Ganga River Dolphin
- According to the World Wildlife Fund (WWF), the Gangetic river dolphins were officially discovered in 1801 and are one of the oldest creatures in the world along with some species of turtles, crocodiles and sharks.
- The Ganges river dolphin is primarily found in the Ganges and Brahmaputra rivers and their tributaries in India, Bangladesh and Nepal.
- In India, it is found across seven states namely, Assam, Uttar Pradesh, Madhya Pradesh, Rajasthan, Bihar, Jharkhand and West Bengal.
- The Gangetic river dolphin is India’s national aquatic animal and is commonly known as ‘Susu’.
- The Gangetic river dolphins can only live in freshwater, are blind and catch their prey in a unique manner, using ultrasonic sound waves.
The Gangetic river dolphins is among the four freshwater dolphins in the world- the other Three are:
- The ‘Baiji’ now likely extinct from the Yangtze River in China,
- The ‘Bhulan’ of the Indus in Pakistan, and
- The ‘Boto’ of the Amazon River in Latin America.
Present Conservation Status:
- The species is listed endangered by the IUCN and is placed in Schedule I in the Indian Wildlife (Protection) Act, 1972.
- It is also listed on CITES Appendix-I.
- On 5th October 2009, the Ganga River Dolphin have been formally adopted as the National Aquatic Animal.
- They are also one among the 21 species identified under the centrally sponsored scheme, “Development of Wildlife Habitat”.
- Vikramshila Gangetic Dolphin Sanctuary (VGDS) in Bihar’s Bhagalpur district is India’s only sanctuary for its national aquatic animal.
- Setting up of the Conservation Action Plan for the Gangetic Dolphin (2010-2020).
Need for Project Dolphin
- Often known as the Tiger of the Ganga the river dolphin is an indicator animal and has the same position in a river ecosystem as a tiger in a forest. The presence of the species indicates a healthy river ecosystem.
- The Ganges river dolphin is still hunted for meat and oil, both used medicinally.
- The population of dolphin in 1982 was estimated to be between 4000-5000 in India. As per official figures, there are about 3,700 Gangetic river dolphins in the Indian river systems (Source).
- Their numbers have dwindled mainly because of direct killing, habitat fragmentation by dams and barrages and indiscriminate fishing.

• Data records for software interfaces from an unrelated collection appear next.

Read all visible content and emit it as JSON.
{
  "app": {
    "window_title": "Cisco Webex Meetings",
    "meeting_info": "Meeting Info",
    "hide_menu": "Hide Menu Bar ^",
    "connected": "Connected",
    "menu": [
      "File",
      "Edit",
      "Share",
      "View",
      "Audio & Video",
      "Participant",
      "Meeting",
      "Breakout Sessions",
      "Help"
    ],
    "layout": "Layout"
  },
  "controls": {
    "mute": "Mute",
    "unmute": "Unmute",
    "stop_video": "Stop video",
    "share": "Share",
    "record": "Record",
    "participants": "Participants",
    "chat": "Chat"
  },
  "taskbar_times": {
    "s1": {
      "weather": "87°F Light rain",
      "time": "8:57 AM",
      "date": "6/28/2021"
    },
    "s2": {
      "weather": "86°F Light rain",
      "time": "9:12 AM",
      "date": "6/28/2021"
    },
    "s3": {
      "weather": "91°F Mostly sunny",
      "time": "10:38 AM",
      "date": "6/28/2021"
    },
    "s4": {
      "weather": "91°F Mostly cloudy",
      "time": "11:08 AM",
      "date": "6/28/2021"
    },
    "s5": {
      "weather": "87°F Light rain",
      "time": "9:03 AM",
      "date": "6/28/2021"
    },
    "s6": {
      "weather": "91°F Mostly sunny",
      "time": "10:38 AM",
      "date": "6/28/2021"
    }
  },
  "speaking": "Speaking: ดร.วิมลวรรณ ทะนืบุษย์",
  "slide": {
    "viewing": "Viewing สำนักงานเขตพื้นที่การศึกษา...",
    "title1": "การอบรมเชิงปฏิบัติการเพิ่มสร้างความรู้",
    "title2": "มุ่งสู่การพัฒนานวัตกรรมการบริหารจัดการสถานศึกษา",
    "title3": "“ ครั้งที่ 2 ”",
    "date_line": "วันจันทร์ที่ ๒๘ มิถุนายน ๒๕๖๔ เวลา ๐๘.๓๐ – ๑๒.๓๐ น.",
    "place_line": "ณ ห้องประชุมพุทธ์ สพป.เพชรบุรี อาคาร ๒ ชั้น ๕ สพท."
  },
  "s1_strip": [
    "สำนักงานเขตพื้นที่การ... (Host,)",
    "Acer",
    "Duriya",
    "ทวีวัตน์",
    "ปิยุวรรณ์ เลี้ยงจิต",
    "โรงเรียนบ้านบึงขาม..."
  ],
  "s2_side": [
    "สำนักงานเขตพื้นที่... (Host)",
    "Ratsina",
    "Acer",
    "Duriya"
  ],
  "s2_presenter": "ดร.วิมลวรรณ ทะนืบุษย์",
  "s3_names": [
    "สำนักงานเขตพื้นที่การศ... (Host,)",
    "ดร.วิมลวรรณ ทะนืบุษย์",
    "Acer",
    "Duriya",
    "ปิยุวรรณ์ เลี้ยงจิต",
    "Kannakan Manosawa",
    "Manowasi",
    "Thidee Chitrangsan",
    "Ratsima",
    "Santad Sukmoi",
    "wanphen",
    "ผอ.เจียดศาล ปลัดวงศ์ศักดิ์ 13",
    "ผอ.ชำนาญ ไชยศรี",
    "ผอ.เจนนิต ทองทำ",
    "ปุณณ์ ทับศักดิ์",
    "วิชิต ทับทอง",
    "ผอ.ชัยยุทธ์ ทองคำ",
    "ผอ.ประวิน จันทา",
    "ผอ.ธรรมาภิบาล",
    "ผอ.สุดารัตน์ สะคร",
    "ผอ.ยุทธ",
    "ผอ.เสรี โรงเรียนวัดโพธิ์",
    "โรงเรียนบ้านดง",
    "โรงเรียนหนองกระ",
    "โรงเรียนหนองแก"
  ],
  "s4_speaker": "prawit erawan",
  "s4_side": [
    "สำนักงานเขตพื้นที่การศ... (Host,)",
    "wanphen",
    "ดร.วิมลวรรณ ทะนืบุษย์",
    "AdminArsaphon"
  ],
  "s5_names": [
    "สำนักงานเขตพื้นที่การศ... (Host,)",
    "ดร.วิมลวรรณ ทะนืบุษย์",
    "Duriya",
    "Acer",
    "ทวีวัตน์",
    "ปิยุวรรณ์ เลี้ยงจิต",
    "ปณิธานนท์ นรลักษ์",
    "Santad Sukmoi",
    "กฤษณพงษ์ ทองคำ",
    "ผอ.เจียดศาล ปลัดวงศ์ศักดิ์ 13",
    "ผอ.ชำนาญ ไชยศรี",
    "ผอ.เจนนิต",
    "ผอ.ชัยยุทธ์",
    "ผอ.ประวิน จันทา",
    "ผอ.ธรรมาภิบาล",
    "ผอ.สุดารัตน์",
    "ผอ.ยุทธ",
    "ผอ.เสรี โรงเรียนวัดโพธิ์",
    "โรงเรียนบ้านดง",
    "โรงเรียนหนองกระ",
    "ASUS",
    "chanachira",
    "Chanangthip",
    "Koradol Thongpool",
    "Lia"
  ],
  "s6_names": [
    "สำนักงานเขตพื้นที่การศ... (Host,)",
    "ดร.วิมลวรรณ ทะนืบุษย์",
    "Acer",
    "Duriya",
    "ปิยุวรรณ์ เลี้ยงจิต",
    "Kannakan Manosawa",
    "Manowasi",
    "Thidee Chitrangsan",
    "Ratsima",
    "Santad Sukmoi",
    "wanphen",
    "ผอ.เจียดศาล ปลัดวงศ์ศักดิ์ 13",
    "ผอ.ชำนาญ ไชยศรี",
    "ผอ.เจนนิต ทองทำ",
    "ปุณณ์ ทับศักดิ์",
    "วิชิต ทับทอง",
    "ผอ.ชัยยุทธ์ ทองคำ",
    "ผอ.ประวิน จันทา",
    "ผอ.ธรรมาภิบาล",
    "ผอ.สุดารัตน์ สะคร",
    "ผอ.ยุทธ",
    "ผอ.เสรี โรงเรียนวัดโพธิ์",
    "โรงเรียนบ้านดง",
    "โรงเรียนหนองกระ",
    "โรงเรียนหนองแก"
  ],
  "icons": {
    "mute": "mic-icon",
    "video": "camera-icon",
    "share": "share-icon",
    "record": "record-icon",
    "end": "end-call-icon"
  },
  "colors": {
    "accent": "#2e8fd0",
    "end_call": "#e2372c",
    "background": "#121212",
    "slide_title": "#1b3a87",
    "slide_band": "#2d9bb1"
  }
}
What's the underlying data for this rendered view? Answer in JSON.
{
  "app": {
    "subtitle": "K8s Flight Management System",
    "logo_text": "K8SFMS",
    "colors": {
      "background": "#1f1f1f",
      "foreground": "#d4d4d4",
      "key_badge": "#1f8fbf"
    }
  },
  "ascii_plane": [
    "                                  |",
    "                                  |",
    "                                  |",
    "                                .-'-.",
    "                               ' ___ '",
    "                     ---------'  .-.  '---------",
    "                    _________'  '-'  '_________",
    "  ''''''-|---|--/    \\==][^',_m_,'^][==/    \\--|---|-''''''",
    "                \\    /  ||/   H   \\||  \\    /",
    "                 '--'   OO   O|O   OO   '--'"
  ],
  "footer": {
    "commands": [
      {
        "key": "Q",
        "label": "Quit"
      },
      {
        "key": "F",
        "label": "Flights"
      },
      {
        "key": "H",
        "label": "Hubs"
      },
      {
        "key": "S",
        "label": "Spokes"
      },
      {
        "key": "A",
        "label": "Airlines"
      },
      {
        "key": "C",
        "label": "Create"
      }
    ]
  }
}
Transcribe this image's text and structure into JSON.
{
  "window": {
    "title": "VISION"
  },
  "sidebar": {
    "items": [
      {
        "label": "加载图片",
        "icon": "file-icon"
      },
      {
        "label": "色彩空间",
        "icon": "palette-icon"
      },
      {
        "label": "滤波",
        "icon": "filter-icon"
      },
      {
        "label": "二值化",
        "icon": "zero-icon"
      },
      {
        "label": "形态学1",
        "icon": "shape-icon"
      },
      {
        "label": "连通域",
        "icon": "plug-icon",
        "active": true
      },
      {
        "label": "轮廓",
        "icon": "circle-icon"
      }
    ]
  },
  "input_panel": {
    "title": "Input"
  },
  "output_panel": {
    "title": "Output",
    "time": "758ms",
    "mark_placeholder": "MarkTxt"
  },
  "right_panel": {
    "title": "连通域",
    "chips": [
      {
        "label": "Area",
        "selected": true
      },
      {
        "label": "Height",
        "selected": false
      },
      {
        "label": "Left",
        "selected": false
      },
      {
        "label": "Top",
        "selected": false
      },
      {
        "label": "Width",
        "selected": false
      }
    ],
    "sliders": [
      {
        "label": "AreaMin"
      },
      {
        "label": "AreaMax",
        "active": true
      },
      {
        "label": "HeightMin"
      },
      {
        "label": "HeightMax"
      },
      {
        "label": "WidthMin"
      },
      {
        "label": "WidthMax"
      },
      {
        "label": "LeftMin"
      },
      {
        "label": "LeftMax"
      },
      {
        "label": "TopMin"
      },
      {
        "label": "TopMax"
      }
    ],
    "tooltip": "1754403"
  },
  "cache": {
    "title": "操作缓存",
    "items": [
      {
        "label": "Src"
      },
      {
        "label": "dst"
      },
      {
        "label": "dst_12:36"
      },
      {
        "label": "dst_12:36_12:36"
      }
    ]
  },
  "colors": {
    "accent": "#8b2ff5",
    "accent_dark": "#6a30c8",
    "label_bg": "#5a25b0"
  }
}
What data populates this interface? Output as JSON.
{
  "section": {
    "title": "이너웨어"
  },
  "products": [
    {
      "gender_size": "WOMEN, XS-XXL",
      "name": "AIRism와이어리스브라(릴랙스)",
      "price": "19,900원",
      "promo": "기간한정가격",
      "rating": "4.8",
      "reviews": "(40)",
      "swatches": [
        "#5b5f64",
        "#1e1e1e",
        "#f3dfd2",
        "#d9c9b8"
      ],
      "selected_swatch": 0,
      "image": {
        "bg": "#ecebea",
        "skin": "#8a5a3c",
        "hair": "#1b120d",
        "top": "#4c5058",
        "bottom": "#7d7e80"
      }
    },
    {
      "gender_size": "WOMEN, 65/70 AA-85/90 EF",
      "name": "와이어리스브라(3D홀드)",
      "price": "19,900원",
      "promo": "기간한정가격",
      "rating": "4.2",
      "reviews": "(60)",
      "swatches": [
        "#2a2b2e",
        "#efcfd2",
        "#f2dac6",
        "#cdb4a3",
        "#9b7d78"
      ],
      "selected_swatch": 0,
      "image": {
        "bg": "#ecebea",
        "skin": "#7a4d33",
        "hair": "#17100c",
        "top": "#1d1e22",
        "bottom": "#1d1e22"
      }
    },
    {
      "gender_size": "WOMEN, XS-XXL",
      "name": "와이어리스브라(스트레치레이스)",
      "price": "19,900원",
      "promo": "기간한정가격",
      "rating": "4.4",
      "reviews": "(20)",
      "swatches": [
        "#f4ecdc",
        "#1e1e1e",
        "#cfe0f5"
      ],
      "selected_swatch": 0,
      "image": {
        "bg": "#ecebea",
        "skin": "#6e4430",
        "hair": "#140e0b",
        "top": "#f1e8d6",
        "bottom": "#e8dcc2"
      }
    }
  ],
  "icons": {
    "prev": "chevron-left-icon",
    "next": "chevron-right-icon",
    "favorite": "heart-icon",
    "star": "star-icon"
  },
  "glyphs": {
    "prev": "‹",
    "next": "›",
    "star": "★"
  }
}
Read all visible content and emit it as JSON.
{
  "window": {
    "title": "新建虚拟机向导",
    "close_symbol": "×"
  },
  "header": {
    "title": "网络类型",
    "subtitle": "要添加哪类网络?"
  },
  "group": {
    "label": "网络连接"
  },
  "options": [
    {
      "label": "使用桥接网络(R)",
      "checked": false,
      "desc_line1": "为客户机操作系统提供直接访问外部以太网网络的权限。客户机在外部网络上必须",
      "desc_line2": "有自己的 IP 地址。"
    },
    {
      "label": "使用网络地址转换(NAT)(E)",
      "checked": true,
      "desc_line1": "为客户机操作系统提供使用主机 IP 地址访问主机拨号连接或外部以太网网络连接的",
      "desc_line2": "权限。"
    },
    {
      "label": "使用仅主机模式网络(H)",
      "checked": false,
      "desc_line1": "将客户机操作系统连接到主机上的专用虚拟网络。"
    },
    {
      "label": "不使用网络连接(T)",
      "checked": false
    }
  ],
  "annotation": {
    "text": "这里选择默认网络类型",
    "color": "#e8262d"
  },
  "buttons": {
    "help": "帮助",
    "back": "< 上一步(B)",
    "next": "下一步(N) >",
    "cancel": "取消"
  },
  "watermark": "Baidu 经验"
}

Project Dolphin will focus on both types of dolphins living in the rivers and in the seas. This will also give a boost to biodiversity and create employment opportunities.
- It involves conservation of Dolphins and the aquatic habitat through the use of modern technology—specially in enumeration and anti-poaching activities.
- It will engage the fishermen and other rivers and ocean dependent population, and will strive for improving the livelihood of the local communities.
The conservation of Dolphin will also envisage activities which will also help in the mitigation of pollution in rivers and the oceans